▶ _Records to process_:
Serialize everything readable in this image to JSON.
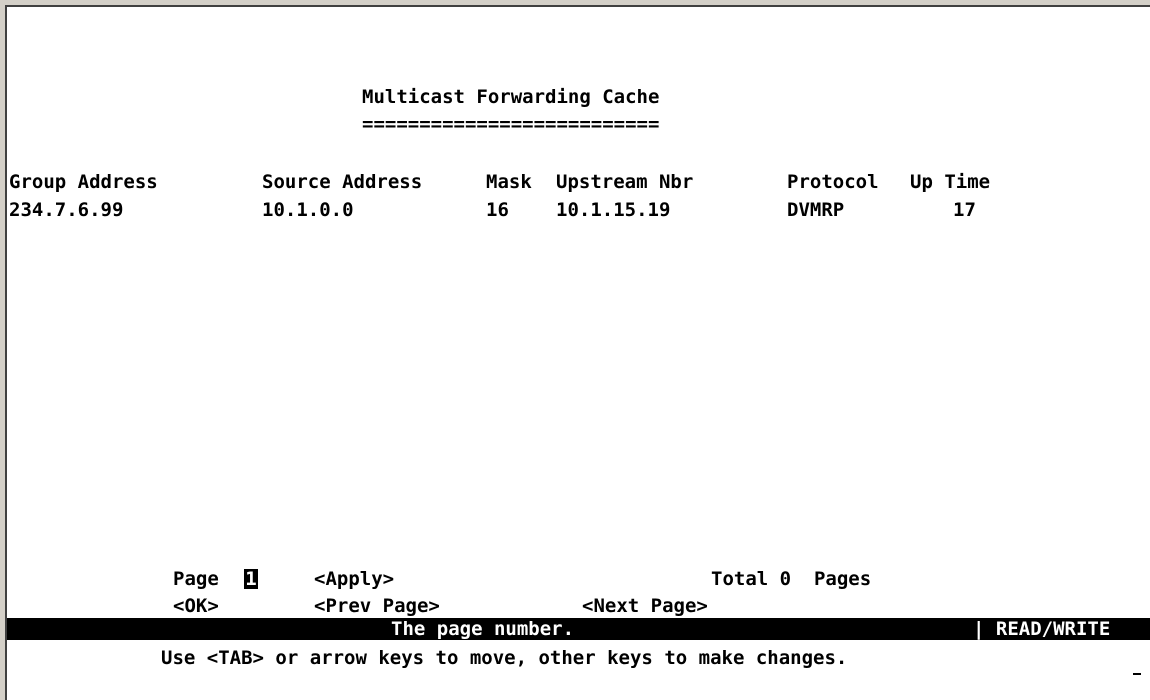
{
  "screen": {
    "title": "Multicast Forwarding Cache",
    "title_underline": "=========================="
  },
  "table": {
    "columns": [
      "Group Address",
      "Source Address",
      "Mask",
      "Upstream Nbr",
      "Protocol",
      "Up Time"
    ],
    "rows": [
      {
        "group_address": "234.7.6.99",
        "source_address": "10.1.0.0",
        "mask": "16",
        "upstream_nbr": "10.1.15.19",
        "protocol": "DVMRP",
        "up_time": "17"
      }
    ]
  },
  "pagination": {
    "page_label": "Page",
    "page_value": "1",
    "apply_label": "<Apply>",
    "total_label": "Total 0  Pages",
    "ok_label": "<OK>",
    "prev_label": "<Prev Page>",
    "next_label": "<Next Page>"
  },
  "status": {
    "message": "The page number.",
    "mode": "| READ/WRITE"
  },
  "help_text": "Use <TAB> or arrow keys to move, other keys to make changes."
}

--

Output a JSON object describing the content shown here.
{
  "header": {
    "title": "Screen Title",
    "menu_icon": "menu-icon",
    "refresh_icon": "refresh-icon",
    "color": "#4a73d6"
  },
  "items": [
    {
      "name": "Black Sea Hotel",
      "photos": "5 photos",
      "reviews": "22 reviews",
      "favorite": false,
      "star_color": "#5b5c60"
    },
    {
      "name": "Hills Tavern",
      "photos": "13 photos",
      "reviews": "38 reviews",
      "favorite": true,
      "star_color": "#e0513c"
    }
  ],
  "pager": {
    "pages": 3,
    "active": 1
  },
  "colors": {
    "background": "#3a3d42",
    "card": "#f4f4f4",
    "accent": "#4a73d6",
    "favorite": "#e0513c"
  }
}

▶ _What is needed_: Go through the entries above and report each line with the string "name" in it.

▶ _Your solution_:
      "name": "Black Sea Hotel",
      "name": "Hills Tavern",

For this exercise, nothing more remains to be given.